GOAL OF THE EXERCISE — Word for word, print each record, dropping any image it holds.

AVAILABLE DATA —
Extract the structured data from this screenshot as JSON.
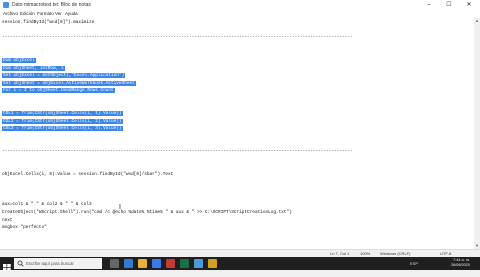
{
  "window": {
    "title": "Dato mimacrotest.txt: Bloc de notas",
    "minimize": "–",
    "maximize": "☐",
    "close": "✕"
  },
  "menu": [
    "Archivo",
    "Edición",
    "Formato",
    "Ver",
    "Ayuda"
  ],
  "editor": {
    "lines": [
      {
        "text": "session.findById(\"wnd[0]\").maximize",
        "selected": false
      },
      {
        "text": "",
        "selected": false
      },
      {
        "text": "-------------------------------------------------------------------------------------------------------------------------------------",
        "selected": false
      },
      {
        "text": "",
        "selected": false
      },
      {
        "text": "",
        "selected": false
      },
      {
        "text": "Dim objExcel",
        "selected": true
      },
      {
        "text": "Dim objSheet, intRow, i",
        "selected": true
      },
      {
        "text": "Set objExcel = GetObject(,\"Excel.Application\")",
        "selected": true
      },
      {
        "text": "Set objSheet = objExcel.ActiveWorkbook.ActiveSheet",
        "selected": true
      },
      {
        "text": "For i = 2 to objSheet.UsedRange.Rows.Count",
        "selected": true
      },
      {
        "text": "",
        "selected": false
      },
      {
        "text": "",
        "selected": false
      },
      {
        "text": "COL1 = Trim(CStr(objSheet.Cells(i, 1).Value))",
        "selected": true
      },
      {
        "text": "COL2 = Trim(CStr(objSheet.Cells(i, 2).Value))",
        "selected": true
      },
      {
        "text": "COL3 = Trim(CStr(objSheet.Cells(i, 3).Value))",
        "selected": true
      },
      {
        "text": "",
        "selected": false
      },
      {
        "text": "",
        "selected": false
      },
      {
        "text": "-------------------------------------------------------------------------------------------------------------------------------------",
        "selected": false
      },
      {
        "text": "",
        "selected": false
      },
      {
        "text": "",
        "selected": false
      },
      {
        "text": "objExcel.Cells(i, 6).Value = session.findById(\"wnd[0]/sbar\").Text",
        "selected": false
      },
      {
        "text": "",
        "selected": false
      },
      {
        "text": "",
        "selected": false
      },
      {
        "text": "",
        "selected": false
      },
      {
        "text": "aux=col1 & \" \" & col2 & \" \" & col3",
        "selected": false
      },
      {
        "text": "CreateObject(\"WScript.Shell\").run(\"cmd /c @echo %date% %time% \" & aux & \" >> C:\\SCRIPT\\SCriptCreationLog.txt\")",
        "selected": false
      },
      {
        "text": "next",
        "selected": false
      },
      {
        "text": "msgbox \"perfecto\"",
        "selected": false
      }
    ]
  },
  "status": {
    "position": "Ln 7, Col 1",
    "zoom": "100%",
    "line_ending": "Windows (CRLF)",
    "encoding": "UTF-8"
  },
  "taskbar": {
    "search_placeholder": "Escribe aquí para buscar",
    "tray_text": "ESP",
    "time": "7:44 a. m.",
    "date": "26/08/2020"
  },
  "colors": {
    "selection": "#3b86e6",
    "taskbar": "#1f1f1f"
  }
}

RESULT OF THIS TASK —
Extract the structured data from this screenshot as JSON.
{
  "window": {
    "title": "Dato mimacrotest.txt: Bloc de notas",
    "minimize": "–",
    "maximize": "☐",
    "close": "✕"
  },
  "menu": [
    "Archivo",
    "Edición",
    "Formato",
    "Ver",
    "Ayuda"
  ],
  "editor": {
    "lines": [
      {
        "text": "session.findById(\"wnd[0]\").maximize",
        "selected": false
      },
      {
        "text": "",
        "selected": false
      },
      {
        "text": "-------------------------------------------------------------------------------------------------------------------------------------",
        "selected": false
      },
      {
        "text": "",
        "selected": false
      },
      {
        "text": "",
        "selected": false
      },
      {
        "text": "Dim objExcel",
        "selected": true
      },
      {
        "text": "Dim objSheet, intRow, i",
        "selected": true
      },
      {
        "text": "Set objExcel = GetObject(,\"Excel.Application\")",
        "selected": true
      },
      {
        "text": "Set objSheet = objExcel.ActiveWorkbook.ActiveSheet",
        "selected": true
      },
      {
        "text": "For i = 2 to objSheet.UsedRange.Rows.Count",
        "selected": true
      },
      {
        "text": "",
        "selected": false
      },
      {
        "text": "",
        "selected": false
      },
      {
        "text": "COL1 = Trim(CStr(objSheet.Cells(i, 1).Value))",
        "selected": true
      },
      {
        "text": "COL2 = Trim(CStr(objSheet.Cells(i, 2).Value))",
        "selected": true
      },
      {
        "text": "COL3 = Trim(CStr(objSheet.Cells(i, 3).Value))",
        "selected": true
      },
      {
        "text": "",
        "selected": false
      },
      {
        "text": "",
        "selected": false
      },
      {
        "text": "-------------------------------------------------------------------------------------------------------------------------------------",
        "selected": false
      },
      {
        "text": "",
        "selected": false
      },
      {
        "text": "",
        "selected": false
      },
      {
        "text": "objExcel.Cells(i, 6).Value = session.findById(\"wnd[0]/sbar\").Text",
        "selected": false
      },
      {
        "text": "",
        "selected": false
      },
      {
        "text": "",
        "selected": false
      },
      {
        "text": "",
        "selected": false
      },
      {
        "text": "aux=col1 & \" \" & col2 & \" \" & col3",
        "selected": false
      },
      {
        "text": "CreateObject(\"WScript.Shell\").run(\"cmd /c @echo %date% %time% \" & aux & \" >> C:\\SCRIPT\\SCriptCreationLog.txt\")",
        "selected": false
      },
      {
        "text": "next",
        "selected": false
      },
      {
        "text": "msgbox \"perfecto\"",
        "selected": false
      }
    ]
  },
  "status": {
    "position": "Ln 7, Col 1",
    "zoom": "100%",
    "line_ending": "Windows (CRLF)",
    "encoding": "UTF-8"
  },
  "taskbar": {
    "search_placeholder": "Escribe aquí para buscar",
    "tray_text": "ESP",
    "time": "7:44 a. m.",
    "date": "26/08/2020"
  },
  "colors": {
    "selection": "#3b86e6",
    "taskbar": "#1f1f1f"
  }
}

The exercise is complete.